── Material provided

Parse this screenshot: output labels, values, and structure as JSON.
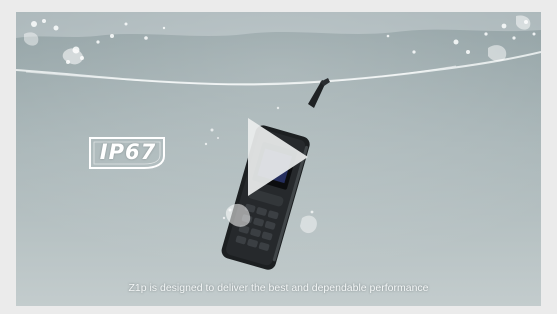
{
  "video": {
    "caption": "Z1p is designed to deliver the best and dependable performance",
    "badge_text": "IP67",
    "background_top": "#8e9ea1",
    "background_bottom": "#c3cccd",
    "play_icon": "play-icon",
    "play_color": "#e9ecec"
  }
}
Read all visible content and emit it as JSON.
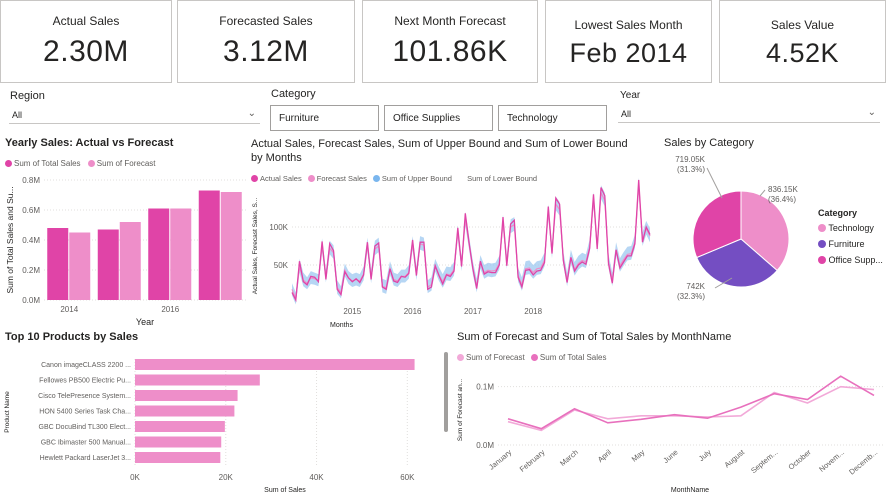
{
  "cards": [
    {
      "label": "Actual Sales",
      "value": "2.30M"
    },
    {
      "label": "Forecasted Sales",
      "value": "3.12M"
    },
    {
      "label": "Next Month Forecast",
      "value": "101.86K"
    },
    {
      "label": "Lowest Sales Month",
      "value": "Feb 2014"
    },
    {
      "label": "Sales Value",
      "value": "4.52K"
    }
  ],
  "slicers": {
    "region": {
      "title": "Region",
      "value": "All"
    },
    "category": {
      "title": "Category",
      "buttons": [
        "Furniture",
        "Office Supplies",
        "Technology"
      ]
    },
    "year": {
      "title": "Year",
      "value": "All"
    }
  },
  "icons": {
    "dropdown": "chevron-down-icon"
  },
  "colors": {
    "actual": "#e044a7",
    "forecast": "#ee8ec9",
    "upper": "#9dc8f0",
    "technology": "#ee8ec9",
    "furniture": "#744ec2",
    "office": "#e044a7"
  },
  "yearly": {
    "title": "Yearly Sales: Actual vs Forecast",
    "legend": [
      "Sum of Total Sales",
      "Sum of Forecast"
    ],
    "ylabel": "Sum of Total Sales and Su...",
    "xlabel": "Year",
    "yticks": [
      "0.0M",
      "0.2M",
      "0.4M",
      "0.6M",
      "0.8M"
    ],
    "xticks": [
      "2014",
      "2016"
    ]
  },
  "monthly": {
    "title": "Actual Sales, Forecast Sales, Sum of Upper Bound and Sum of Lower Bound by Months",
    "legend": [
      "Actual Sales",
      "Forecast Sales",
      "Sum of Upper Bound",
      "Sum of Lower Bound"
    ],
    "ylabel": "Actual Sales, Forecast Sales, S...",
    "xlabel": "Months",
    "yticks": [
      "50K",
      "100K"
    ],
    "xticks": [
      "2015",
      "2016",
      "2017",
      "2018"
    ]
  },
  "pie": {
    "title": "Sales by Category",
    "legend_title": "Category",
    "legend": [
      "Technology",
      "Furniture",
      "Office Supp..."
    ],
    "labels": [
      {
        "value": "836.15K",
        "pct": "(36.4%)"
      },
      {
        "value": "742K",
        "pct": "(32.3%)"
      },
      {
        "value": "719.05K",
        "pct": "(31.3%)"
      }
    ]
  },
  "top10": {
    "title": "Top 10 Products by Sales",
    "ylabel": "Product Name",
    "xlabel": "Sum of Sales",
    "xticks": [
      "0K",
      "20K",
      "40K",
      "60K"
    ]
  },
  "bymonth": {
    "title": "Sum of Forecast and Sum of Total Sales by MonthName",
    "legend": [
      "Sum of Forecast",
      "Sum of Total Sales"
    ],
    "ylabel": "Sum of Forecast an...",
    "xlabel": "MonthName",
    "yticks": [
      "0.0M",
      "0.1M"
    ]
  },
  "chart_data": [
    {
      "type": "bar",
      "categories": [
        "2014",
        "2015",
        "2016",
        "2017"
      ],
      "series": [
        {
          "name": "Sum of Total Sales",
          "values": [
            0.48,
            0.47,
            0.61,
            0.73
          ]
        },
        {
          "name": "Sum of Forecast",
          "values": [
            0.45,
            0.52,
            0.61,
            0.72
          ]
        }
      ],
      "ylim": [
        0,
        0.8
      ]
    },
    {
      "type": "line",
      "x_start": "2014-01",
      "series": [
        {
          "name": "Actual Sales",
          "values": [
            14,
            4,
            55,
            28,
            24,
            35,
            34,
            28,
            81,
            31,
            78,
            69,
            18,
            11,
            41,
            33,
            28,
            32,
            27,
            37,
            80,
            31,
            75,
            79,
            21,
            18,
            45,
            29,
            27,
            35,
            34,
            39,
            83,
            36,
            80,
            80,
            18,
            21,
            49,
            36,
            25,
            37,
            35,
            42,
            99,
            48,
            118,
            79,
            45,
            19,
            55,
            38,
            41,
            40,
            40,
            50,
            113,
            49,
            104,
            109,
            34,
            21,
            43,
            44,
            37,
            42,
            43,
            53,
            127,
            65,
            138,
            130,
            56,
            27,
            60,
            42,
            50,
            54,
            51,
            72,
            143,
            71,
            152,
            141,
            52,
            26,
            70,
            46,
            54,
            62,
            62,
            78,
            162,
            80,
            100,
            90
          ]
        },
        {
          "name": "Forecast Sales",
          "values": [
            18,
            6,
            48,
            30,
            26,
            33,
            32,
            30,
            75,
            35,
            72,
            66,
            20,
            14,
            43,
            33,
            29,
            31,
            29,
            38,
            76,
            34,
            71,
            75,
            22,
            20,
            45,
            31,
            29,
            35,
            35,
            40,
            78,
            38,
            78,
            76,
            21,
            24,
            49,
            37,
            28,
            38,
            37,
            44,
            93,
            50,
            110,
            78,
            45,
            22,
            53,
            40,
            43,
            42,
            43,
            52,
            106,
            53,
            100,
            103,
            36,
            24,
            45,
            46,
            40,
            45,
            46,
            56,
            120,
            67,
            130,
            123,
            58,
            30,
            60,
            44,
            52,
            56,
            54,
            74,
            136,
            74,
            145,
            135,
            54,
            30,
            70,
            49,
            57,
            64,
            65,
            80,
            155,
            83,
            98,
            88
          ]
        },
        {
          "name": "Sum of Upper Bound",
          "values": [
            26,
            14,
            58,
            40,
            34,
            42,
            40,
            38,
            85,
            44,
            82,
            76,
            30,
            22,
            52,
            42,
            38,
            40,
            38,
            48,
            86,
            44,
            82,
            86,
            32,
            30,
            55,
            40,
            38,
            44,
            44,
            50,
            88,
            48,
            88,
            86,
            30,
            34,
            58,
            47,
            38,
            48,
            47,
            54,
            102,
            60,
            120,
            88,
            55,
            32,
            63,
            50,
            53,
            52,
            53,
            62,
            116,
            63,
            110,
            113,
            46,
            34,
            55,
            56,
            50,
            55,
            56,
            66,
            130,
            77,
            140,
            133,
            68,
            40,
            70,
            54,
            62,
            66,
            64,
            84,
            146,
            84,
            155,
            145,
            64,
            40,
            80,
            59,
            67,
            74,
            75,
            90,
            165,
            93,
            108,
            98
          ]
        },
        {
          "name": "Sum of Lower Bound",
          "values": [
            10,
            -2,
            40,
            22,
            18,
            25,
            24,
            22,
            67,
            27,
            64,
            58,
            12,
            6,
            35,
            25,
            21,
            23,
            21,
            30,
            68,
            26,
            63,
            67,
            14,
            12,
            37,
            23,
            21,
            27,
            27,
            32,
            70,
            30,
            70,
            68,
            13,
            16,
            41,
            29,
            20,
            30,
            29,
            36,
            85,
            42,
            102,
            70,
            37,
            14,
            45,
            32,
            35,
            34,
            35,
            44,
            98,
            45,
            92,
            95,
            28,
            16,
            37,
            38,
            32,
            37,
            38,
            48,
            112,
            59,
            122,
            115,
            50,
            22,
            52,
            36,
            44,
            48,
            46,
            66,
            128,
            66,
            137,
            127,
            46,
            22,
            62,
            41,
            49,
            56,
            57,
            72,
            147,
            75,
            90,
            80
          ]
        }
      ],
      "ylim": [
        0,
        150
      ]
    },
    {
      "type": "pie",
      "categories": [
        "Technology",
        "Furniture",
        "Office Supplies"
      ],
      "values": [
        836.15,
        742,
        719.05
      ],
      "percent": [
        36.4,
        32.3,
        31.3
      ]
    },
    {
      "type": "bar",
      "orientation": "horizontal",
      "categories": [
        "Canon imageCLASS 2200 ...",
        "Fellowes PB500 Electric Pu...",
        "Cisco TelePresence System...",
        "HON 5400 Series Task Cha...",
        "GBC DocuBind TL300 Elect...",
        "GBC Ibimaster 500 Manual...",
        "Hewlett Packard LaserJet 3..."
      ],
      "values": [
        61.6,
        27.5,
        22.6,
        21.9,
        19.8,
        19.0,
        18.8
      ],
      "xlim": [
        0,
        65
      ]
    },
    {
      "type": "line",
      "categories": [
        "January",
        "February",
        "March",
        "April",
        "May",
        "June",
        "July",
        "August",
        "Septem...",
        "October",
        "Novem...",
        "Decemb..."
      ],
      "series": [
        {
          "name": "Sum of Forecast",
          "values": [
            0.04,
            0.025,
            0.06,
            0.045,
            0.05,
            0.05,
            0.048,
            0.05,
            0.09,
            0.072,
            0.1,
            0.095
          ]
        },
        {
          "name": "Sum of Total Sales",
          "values": [
            0.045,
            0.028,
            0.062,
            0.038,
            0.044,
            0.052,
            0.046,
            0.065,
            0.088,
            0.078,
            0.118,
            0.085
          ]
        }
      ],
      "ylim": [
        0,
        0.12
      ]
    }
  ]
}
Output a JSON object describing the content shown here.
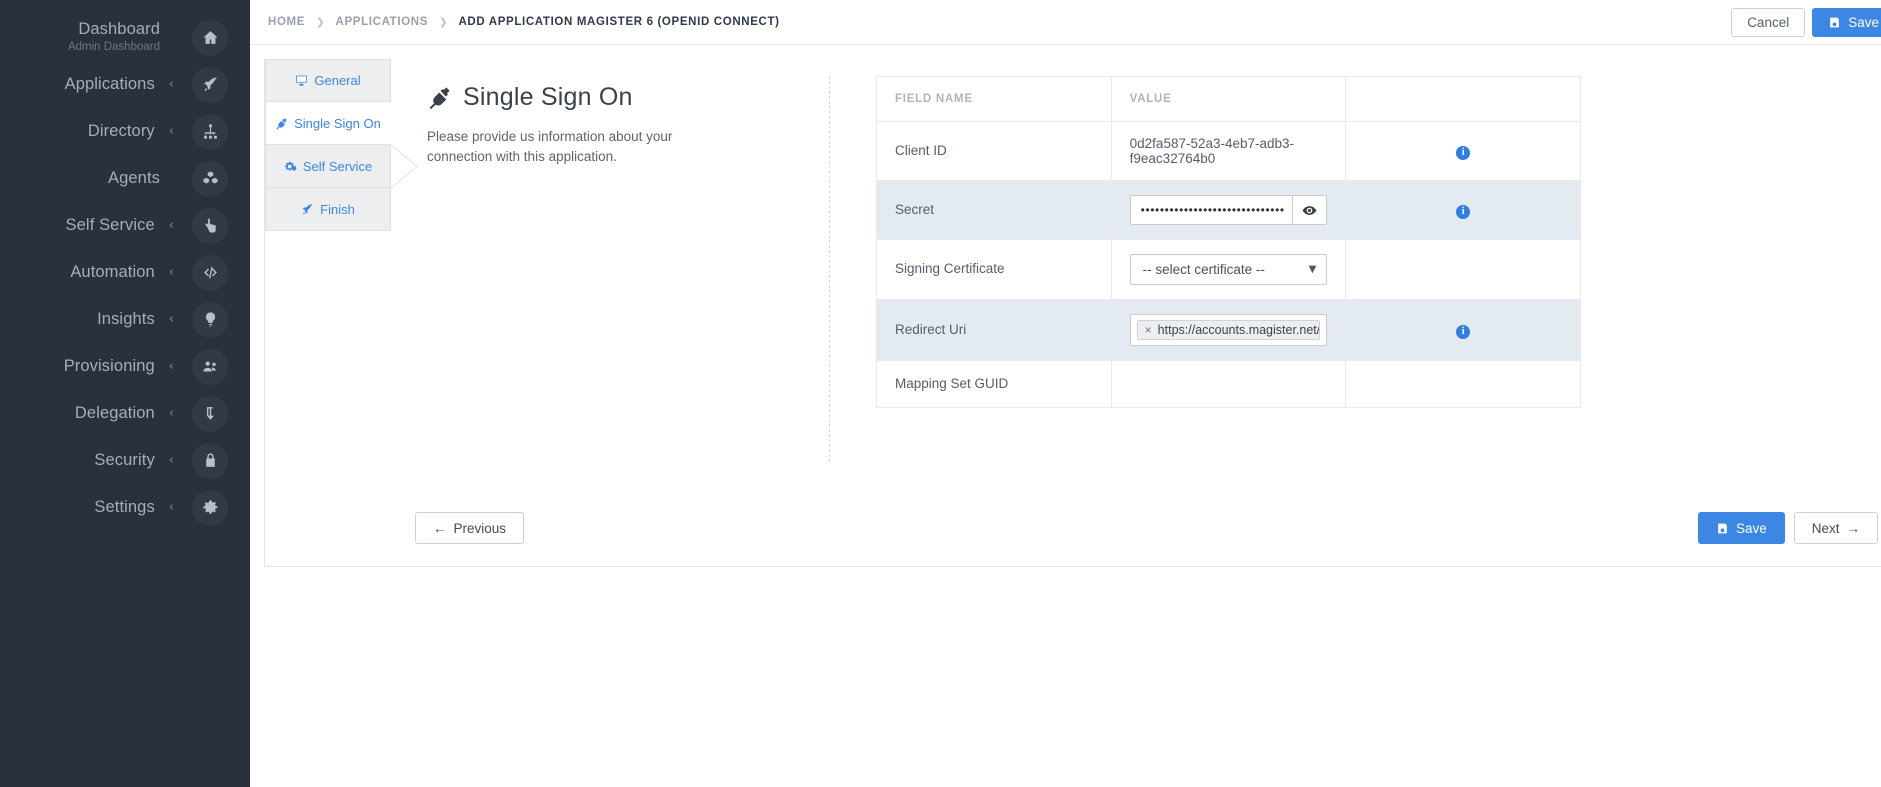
{
  "sidebar": {
    "items": [
      {
        "label": "Dashboard",
        "sub": "Admin Dashboard",
        "icon": "home-icon",
        "caret": ""
      },
      {
        "label": "Applications",
        "sub": "",
        "icon": "rocket-icon",
        "caret": "‹"
      },
      {
        "label": "Directory",
        "sub": "",
        "icon": "sitemap-icon",
        "caret": "‹"
      },
      {
        "label": "Agents",
        "sub": "",
        "icon": "cubes-icon",
        "caret": ""
      },
      {
        "label": "Self Service",
        "sub": "",
        "icon": "hand-pointer-icon",
        "caret": "‹"
      },
      {
        "label": "Automation",
        "sub": "",
        "icon": "code-icon",
        "caret": "‹"
      },
      {
        "label": "Insights",
        "sub": "",
        "icon": "lightbulb-icon",
        "caret": "‹"
      },
      {
        "label": "Provisioning",
        "sub": "",
        "icon": "users-icon",
        "caret": "‹"
      },
      {
        "label": "Delegation",
        "sub": "",
        "icon": "level-down-icon",
        "caret": "‹"
      },
      {
        "label": "Security",
        "sub": "",
        "icon": "lock-icon",
        "caret": "‹"
      },
      {
        "label": "Settings",
        "sub": "",
        "icon": "gear-icon",
        "caret": "‹"
      }
    ]
  },
  "topbar": {
    "breadcrumb": [
      {
        "label": "HOME"
      },
      {
        "label": "APPLICATIONS"
      },
      {
        "label": "ADD APPLICATION MAGISTER 6 (OPENID CONNECT)"
      }
    ],
    "separator": "❯",
    "cancel_label": "Cancel",
    "save_label": "Save"
  },
  "wizard": {
    "tabs": [
      {
        "label": "General",
        "icon": "monitor-icon",
        "active": false
      },
      {
        "label": "Single Sign On",
        "icon": "plug-icon",
        "active": true
      },
      {
        "label": "Self Service",
        "icon": "gears-icon",
        "active": false
      },
      {
        "label": "Finish",
        "icon": "rocket-icon",
        "active": false
      }
    ],
    "pane": {
      "title": "Single Sign On",
      "title_icon": "plug-icon",
      "description": "Please provide us information about your connection with this application."
    },
    "table": {
      "headers": [
        "FIELD NAME",
        "VALUE",
        ""
      ],
      "rows": [
        {
          "name": "Client ID",
          "type": "text",
          "value": "0d2fa587-52a3-4eb7-adb3-f9eac32764b0",
          "info": true,
          "highlight": false
        },
        {
          "name": "Secret",
          "type": "password",
          "value": "••••••••••••••••••••••••••••••",
          "reveal_icon": "eye-icon",
          "info": true,
          "highlight": true
        },
        {
          "name": "Signing Certificate",
          "type": "select",
          "value": "-- select certificate --",
          "info": false,
          "highlight": false
        },
        {
          "name": "Redirect Uri",
          "type": "tags",
          "tag_remove": "×",
          "value": "https://accounts.magister.net/ExternalLogin/OidcSignin",
          "info": true,
          "highlight": true
        },
        {
          "name": "Mapping Set GUID",
          "type": "empty",
          "value": "",
          "info": false,
          "highlight": false
        }
      ],
      "info_glyph": "i"
    },
    "footer": {
      "previous_label": "Previous",
      "previous_arrow": "←",
      "save_label": "Save",
      "next_label": "Next",
      "next_arrow": "→"
    }
  },
  "colors": {
    "accent": "#3d87e4",
    "sidebar_bg": "#2b313c",
    "row_highlight": "#e4eaf2",
    "info_blue": "#2f7fe0"
  }
}
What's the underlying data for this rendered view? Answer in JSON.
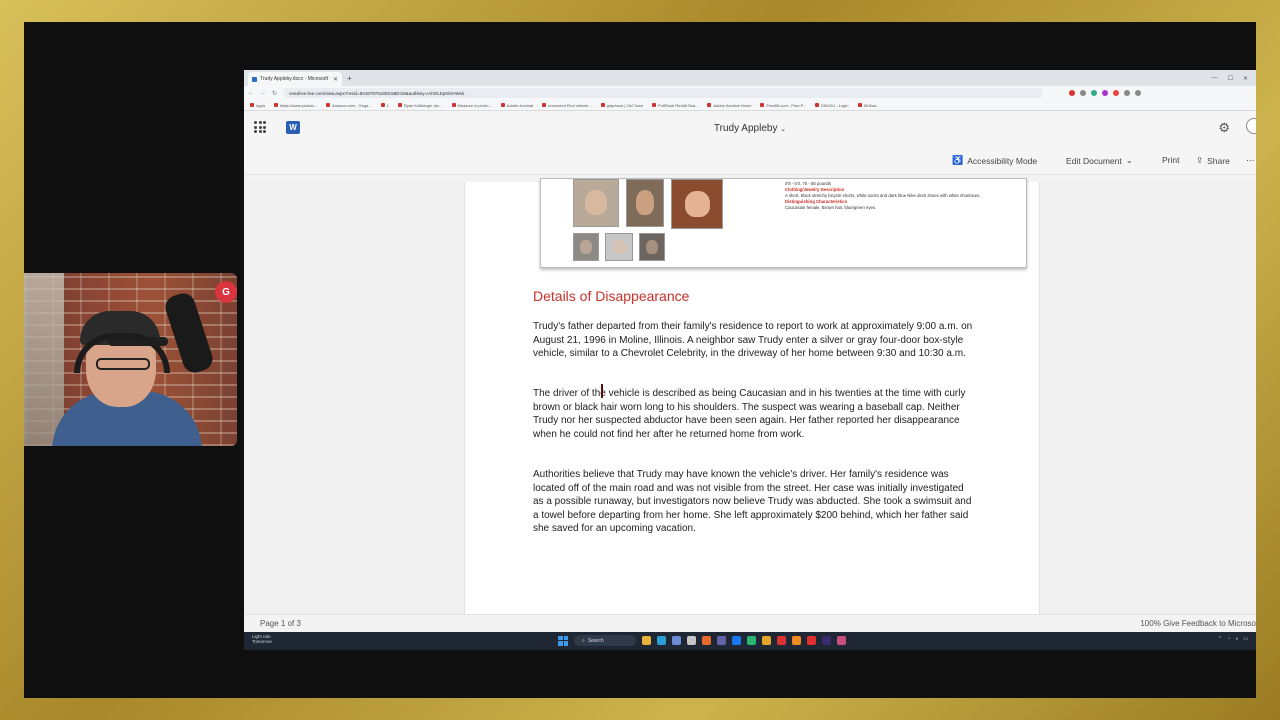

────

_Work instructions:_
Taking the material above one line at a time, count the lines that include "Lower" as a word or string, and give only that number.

_Output:_
3